Turning our attention to the second Psalm we prayed this evening, we prayed, “God is for us a refuge and strength, a helper close at hand, in time of distress” (Psalm 46:1). We know that
there are many kinds of [distress], and in all of them we must find refuge in God, whether the trouble concerns our income, our bodily health, some danger threatening those we love or something we need to support our life. Whatever it is, there should be no refuge for a Christian other than our Savior.
Father Gus experienced each of these distresses throughout his life, but he always sought his shelter and his strength in Christ Jesus. And because the refuge of Christ proved true (how could he prove otherwise?), we can well imagine Father Gus asking, “Who would dare refuse you honor, or the glory due your name, O Lord” (Revelation 15:3)?
This same question is one our lips this evening and in our hearts as continue anticipating that day that, may it please God, Father Gus will be proclaimed among the Blessed and among the Saints for his worthy imitation of the Lord Jesus. Commenting on the first Psalm we prayed this evening, Saint Augustine of Hippo said, “God has disposed all things and ordered all things for our salvation. He foretold it before we existed, he has fulfilled it in our time, and what he has not fulfilled yet, he will.” Let us therefore beg the Lord to fulfill what he began in Father Gus and allow the Church to bestow upon him the honor we so greatly desire.
|Photo: Gretchen Mason
In the meantime, may Father Gus teach us to join our lives to that hymn of praise which Christ sings to the Father. May he teach us to experience the whispers and shouts of others with patience and gentleness, to find our strength in the shelter of the wounds of the Savior, not to please ourselves but to please Jesus, and to allow our hearts to grow until they are conformed to the Sacred Heart of the Lord (cf. Romans 15:3).
Gus, pray for us. Amen.
Cf. Sacrosanctum Concilium, 100.
General Instruction of the Liturgy of the Hours, 10.
Sacrosanctum Concilium, 84.
Archbishop Nelson Pérez, Homily,
26 June 2021. In Gina Christian, “Pioneering Black priest a model for healing
racism, says Archbishop,” Catholic Philly,301 June 2021. Accessed 4 July
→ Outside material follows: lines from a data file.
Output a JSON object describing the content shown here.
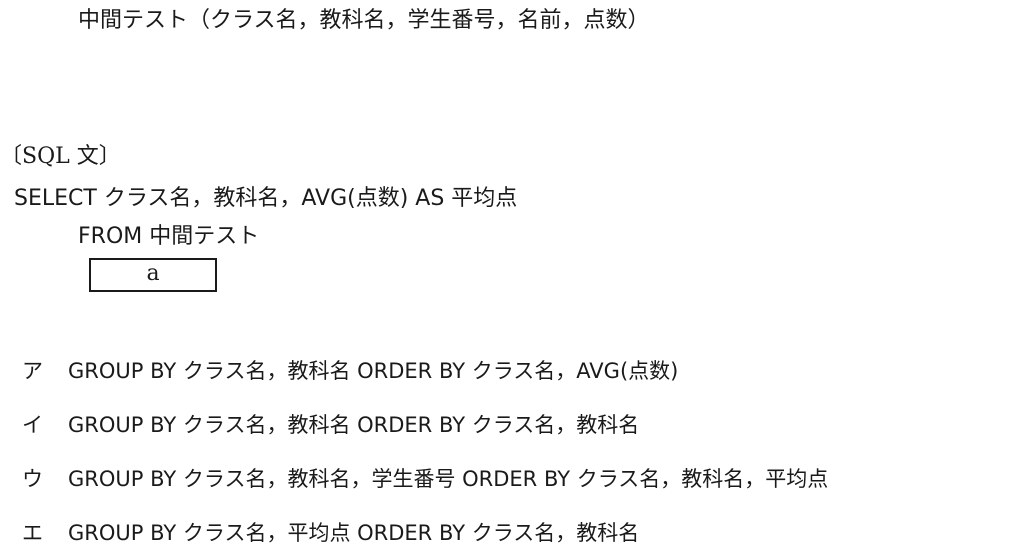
{
  "table_definition": "中間テスト（クラス名，教科名，学生番号，名前，点数）",
  "sql_heading": "〔SQL 文〕",
  "sql_lines": {
    "select": "SELECT クラス名，教科名，AVG(点数) AS 平均点",
    "from": "FROM 中間テスト"
  },
  "blank_label": "a",
  "options": [
    {
      "mark": "ア",
      "text": "GROUP BY クラス名，教科名 ORDER BY クラス名，AVG(点数)"
    },
    {
      "mark": "イ",
      "text": "GROUP BY クラス名，教科名 ORDER BY クラス名，教科名"
    },
    {
      "mark": "ウ",
      "text": "GROUP BY クラス名，教科名，学生番号 ORDER BY クラス名，教科名，平均点"
    },
    {
      "mark": "エ",
      "text": "GROUP BY クラス名，平均点 ORDER BY クラス名，教科名"
    }
  ]
}
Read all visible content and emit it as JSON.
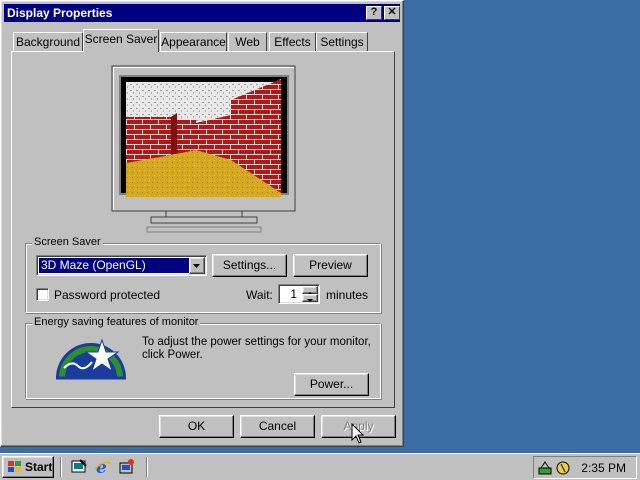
{
  "window": {
    "title": "Display Properties",
    "help_glyph": "?",
    "close_glyph": "✕"
  },
  "tabs": [
    {
      "label": "Background"
    },
    {
      "label": "Screen Saver"
    },
    {
      "label": "Appearance"
    },
    {
      "label": "Web"
    },
    {
      "label": "Effects"
    },
    {
      "label": "Settings"
    }
  ],
  "screen_saver": {
    "group_label": "Screen Saver",
    "selected": "3D Maze (OpenGL)",
    "settings_button": "Settings...",
    "preview_button": "Preview",
    "password_label": "Password protected",
    "password_checked": false,
    "wait_label": "Wait:",
    "wait_value": "1",
    "minutes_label": "minutes"
  },
  "energy": {
    "group_label": "Energy saving features of monitor",
    "description": "To adjust the power settings for your monitor, click Power.",
    "power_button": "Power..."
  },
  "dialog_buttons": {
    "ok": "OK",
    "cancel": "Cancel",
    "apply": "Apply"
  },
  "taskbar": {
    "start_label": "Start",
    "clock": "2:35 PM"
  },
  "colors": {
    "desktop": "#3a6ea5",
    "title_bar": "#000080",
    "face": "#c0c0c0",
    "selection": "#000080"
  },
  "icons": [
    "help-icon",
    "close-icon",
    "monitor-preview",
    "energy-star-logo",
    "windows-flag-icon",
    "desktop-icon",
    "internet-explorer-icon",
    "channels-icon",
    "network-tray-icon",
    "volume-tray-icon",
    "mouse-cursor"
  ]
}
2021. Available at https://catholicphilly.com/2021/06/news/local-news/pioneering-black-priest-a-model-for-healing-racism-says-archbishop/
Saint Augustine of Hippo, Expositions on the Psalms, 46.3.